*** Records supplied ***

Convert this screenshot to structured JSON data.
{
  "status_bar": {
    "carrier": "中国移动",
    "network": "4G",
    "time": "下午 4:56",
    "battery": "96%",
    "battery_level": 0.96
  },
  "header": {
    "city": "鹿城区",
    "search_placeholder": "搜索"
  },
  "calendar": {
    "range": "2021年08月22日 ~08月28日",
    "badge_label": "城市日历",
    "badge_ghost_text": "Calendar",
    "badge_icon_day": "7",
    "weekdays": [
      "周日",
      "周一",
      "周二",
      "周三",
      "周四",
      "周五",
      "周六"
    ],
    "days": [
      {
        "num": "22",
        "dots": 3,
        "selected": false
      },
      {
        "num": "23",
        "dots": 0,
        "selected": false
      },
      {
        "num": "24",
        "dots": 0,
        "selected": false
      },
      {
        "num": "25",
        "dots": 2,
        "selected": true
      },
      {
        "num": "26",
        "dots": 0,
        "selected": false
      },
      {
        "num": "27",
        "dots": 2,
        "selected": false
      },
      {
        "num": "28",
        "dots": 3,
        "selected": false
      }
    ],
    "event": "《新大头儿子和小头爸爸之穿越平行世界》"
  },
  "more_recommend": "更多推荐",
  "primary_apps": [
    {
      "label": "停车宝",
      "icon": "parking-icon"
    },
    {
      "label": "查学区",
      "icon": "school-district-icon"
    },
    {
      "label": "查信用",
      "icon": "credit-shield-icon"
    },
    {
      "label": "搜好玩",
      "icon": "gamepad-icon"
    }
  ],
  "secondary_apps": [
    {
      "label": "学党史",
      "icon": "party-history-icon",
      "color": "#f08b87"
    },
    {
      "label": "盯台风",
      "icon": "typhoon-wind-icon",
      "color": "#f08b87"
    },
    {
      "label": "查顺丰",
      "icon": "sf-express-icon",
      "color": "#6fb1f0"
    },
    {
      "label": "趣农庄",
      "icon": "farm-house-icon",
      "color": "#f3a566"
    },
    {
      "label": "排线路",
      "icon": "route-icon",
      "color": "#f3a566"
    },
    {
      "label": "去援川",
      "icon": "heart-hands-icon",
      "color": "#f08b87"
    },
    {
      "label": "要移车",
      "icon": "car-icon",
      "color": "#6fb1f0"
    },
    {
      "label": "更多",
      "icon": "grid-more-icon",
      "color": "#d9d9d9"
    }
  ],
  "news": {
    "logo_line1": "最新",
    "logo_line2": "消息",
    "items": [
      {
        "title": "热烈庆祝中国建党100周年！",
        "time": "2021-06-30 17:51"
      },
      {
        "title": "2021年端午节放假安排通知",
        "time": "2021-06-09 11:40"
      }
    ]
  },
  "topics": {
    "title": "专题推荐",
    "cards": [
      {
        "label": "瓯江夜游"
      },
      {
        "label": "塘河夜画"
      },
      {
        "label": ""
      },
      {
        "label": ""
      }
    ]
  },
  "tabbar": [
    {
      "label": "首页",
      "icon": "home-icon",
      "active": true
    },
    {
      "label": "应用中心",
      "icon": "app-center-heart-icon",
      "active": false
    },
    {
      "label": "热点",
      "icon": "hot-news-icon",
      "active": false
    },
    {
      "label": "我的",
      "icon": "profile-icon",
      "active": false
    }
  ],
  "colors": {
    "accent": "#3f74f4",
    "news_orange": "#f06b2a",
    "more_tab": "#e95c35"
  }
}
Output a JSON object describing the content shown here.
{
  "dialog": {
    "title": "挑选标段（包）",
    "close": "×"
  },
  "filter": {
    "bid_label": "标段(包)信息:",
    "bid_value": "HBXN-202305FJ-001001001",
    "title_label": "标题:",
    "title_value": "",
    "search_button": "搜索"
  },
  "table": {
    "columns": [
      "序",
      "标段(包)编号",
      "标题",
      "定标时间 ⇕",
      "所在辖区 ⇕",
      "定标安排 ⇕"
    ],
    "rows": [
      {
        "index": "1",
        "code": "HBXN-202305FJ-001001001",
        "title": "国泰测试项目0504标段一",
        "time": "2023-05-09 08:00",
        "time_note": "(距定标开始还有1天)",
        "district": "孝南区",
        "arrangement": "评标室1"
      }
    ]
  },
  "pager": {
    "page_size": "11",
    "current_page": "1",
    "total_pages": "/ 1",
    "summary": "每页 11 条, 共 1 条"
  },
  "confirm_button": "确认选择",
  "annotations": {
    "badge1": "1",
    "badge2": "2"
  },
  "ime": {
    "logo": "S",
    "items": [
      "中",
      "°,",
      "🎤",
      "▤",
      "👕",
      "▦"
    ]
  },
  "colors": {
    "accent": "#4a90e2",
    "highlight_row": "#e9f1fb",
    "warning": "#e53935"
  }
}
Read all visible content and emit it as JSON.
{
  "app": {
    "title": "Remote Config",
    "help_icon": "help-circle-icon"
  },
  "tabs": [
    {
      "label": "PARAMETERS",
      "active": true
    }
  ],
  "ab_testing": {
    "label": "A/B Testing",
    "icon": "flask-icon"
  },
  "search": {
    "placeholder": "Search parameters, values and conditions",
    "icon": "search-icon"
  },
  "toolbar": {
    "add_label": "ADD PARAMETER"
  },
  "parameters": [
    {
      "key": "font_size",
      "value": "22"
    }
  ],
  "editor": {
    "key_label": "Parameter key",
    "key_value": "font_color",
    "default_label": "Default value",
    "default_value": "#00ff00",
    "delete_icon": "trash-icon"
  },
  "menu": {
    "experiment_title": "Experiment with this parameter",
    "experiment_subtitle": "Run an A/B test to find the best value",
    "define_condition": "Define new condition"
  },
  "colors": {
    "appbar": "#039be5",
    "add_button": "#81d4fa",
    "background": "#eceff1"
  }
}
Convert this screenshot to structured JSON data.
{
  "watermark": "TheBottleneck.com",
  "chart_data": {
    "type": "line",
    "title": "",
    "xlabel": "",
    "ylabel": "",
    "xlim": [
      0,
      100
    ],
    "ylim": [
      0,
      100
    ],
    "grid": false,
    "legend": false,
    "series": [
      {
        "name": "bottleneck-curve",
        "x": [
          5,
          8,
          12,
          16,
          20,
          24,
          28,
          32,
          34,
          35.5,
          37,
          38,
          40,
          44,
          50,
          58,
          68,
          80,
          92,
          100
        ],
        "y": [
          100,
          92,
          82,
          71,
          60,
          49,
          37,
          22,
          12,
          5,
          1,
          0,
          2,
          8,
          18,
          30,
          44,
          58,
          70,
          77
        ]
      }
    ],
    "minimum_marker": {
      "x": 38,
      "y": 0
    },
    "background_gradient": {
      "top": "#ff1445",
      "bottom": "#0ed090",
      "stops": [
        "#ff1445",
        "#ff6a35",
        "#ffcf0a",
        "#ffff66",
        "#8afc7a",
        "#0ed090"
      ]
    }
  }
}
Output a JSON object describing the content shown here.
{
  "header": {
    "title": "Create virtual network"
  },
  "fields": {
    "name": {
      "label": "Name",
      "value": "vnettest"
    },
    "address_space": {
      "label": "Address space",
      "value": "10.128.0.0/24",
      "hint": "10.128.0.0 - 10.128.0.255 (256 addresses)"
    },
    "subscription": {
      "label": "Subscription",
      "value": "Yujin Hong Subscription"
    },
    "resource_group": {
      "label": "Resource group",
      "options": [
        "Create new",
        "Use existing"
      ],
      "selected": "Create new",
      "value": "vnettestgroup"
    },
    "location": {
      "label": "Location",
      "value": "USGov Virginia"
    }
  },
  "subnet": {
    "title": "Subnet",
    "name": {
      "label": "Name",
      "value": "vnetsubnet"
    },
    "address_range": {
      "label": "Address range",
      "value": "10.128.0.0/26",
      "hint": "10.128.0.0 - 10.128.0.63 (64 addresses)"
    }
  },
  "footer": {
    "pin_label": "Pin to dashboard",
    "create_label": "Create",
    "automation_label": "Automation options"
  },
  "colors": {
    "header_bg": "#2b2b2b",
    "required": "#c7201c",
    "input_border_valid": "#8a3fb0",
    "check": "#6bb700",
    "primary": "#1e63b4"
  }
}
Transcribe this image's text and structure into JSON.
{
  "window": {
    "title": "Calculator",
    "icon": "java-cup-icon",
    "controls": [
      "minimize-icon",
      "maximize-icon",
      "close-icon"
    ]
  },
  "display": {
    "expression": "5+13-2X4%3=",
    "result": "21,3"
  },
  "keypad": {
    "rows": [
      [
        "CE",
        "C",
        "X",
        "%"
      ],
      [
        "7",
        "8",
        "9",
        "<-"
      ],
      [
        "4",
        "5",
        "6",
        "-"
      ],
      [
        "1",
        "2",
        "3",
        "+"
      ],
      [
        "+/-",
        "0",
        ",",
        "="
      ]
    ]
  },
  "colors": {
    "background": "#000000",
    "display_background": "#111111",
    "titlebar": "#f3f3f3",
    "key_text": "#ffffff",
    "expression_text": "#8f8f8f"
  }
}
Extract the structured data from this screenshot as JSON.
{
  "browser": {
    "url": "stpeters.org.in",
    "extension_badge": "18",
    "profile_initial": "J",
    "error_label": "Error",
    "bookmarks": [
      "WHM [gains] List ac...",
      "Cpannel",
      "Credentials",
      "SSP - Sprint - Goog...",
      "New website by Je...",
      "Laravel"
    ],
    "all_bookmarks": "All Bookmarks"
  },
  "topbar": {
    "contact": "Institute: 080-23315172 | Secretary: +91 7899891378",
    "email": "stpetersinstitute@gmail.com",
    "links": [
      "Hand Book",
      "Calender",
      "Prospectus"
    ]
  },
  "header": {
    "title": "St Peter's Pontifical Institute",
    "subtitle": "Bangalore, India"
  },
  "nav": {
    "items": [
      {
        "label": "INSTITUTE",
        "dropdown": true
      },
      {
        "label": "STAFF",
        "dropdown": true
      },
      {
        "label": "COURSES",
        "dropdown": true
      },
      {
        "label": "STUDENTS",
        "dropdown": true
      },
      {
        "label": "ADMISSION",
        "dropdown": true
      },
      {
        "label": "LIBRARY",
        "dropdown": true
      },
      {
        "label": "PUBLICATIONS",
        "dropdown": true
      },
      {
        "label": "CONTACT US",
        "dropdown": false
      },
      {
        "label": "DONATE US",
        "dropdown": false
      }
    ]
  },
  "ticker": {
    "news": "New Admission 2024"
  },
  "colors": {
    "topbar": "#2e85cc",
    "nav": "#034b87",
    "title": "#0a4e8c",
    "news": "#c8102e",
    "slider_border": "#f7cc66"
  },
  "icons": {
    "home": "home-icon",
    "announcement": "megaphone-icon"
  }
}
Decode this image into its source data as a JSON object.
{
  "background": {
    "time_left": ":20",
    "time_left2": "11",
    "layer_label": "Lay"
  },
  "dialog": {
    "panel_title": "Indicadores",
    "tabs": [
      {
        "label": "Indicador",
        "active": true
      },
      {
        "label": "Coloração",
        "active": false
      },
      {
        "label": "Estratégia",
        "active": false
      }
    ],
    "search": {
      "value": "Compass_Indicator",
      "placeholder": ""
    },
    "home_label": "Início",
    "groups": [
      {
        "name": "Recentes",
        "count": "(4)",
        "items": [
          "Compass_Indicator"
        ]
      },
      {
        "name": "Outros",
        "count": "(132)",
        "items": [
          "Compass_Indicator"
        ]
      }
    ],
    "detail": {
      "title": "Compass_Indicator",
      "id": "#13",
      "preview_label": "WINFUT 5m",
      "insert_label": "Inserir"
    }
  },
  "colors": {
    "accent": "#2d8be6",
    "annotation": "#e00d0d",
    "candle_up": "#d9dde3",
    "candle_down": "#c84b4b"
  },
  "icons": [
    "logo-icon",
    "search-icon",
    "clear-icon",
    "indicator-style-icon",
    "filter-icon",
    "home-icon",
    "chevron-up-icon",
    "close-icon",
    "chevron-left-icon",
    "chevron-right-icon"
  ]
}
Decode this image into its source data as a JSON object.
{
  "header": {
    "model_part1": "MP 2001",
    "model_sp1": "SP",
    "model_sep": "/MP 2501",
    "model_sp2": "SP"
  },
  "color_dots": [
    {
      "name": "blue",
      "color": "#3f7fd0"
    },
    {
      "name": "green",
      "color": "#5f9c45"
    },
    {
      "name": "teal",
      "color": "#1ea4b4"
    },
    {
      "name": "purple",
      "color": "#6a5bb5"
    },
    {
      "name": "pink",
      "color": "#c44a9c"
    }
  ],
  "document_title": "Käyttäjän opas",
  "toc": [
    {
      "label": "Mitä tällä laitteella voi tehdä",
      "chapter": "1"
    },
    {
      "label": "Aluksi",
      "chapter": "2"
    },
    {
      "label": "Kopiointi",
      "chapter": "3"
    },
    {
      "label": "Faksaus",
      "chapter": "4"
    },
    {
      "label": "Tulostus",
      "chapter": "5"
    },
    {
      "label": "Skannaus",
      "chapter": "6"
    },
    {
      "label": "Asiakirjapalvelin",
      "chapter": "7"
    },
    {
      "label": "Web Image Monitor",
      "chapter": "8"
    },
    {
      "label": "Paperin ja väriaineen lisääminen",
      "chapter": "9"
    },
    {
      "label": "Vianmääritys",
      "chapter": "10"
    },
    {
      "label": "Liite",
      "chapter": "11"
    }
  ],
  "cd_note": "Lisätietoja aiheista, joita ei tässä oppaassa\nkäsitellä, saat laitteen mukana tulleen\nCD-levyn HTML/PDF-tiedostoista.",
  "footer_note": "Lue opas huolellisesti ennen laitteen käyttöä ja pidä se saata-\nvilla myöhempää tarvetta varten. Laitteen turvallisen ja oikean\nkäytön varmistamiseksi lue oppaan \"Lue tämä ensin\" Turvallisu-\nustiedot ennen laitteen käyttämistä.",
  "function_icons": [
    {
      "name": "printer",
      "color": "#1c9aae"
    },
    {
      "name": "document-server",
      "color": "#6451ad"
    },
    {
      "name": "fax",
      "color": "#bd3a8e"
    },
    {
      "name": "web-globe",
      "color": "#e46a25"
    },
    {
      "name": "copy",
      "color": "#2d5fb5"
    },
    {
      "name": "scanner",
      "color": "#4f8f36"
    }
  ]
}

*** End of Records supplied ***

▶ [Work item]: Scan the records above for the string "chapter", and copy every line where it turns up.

▶ [Completed task]:
      "chapter": "1"
      "chapter": "2"
      "chapter": "3"
      "chapter": "4"
      "chapter": "5"
      "chapter": "6"
      "chapter": "7"
      "chapter": "8"
      "chapter": "9"
      "chapter": "10"
      "chapter": "11"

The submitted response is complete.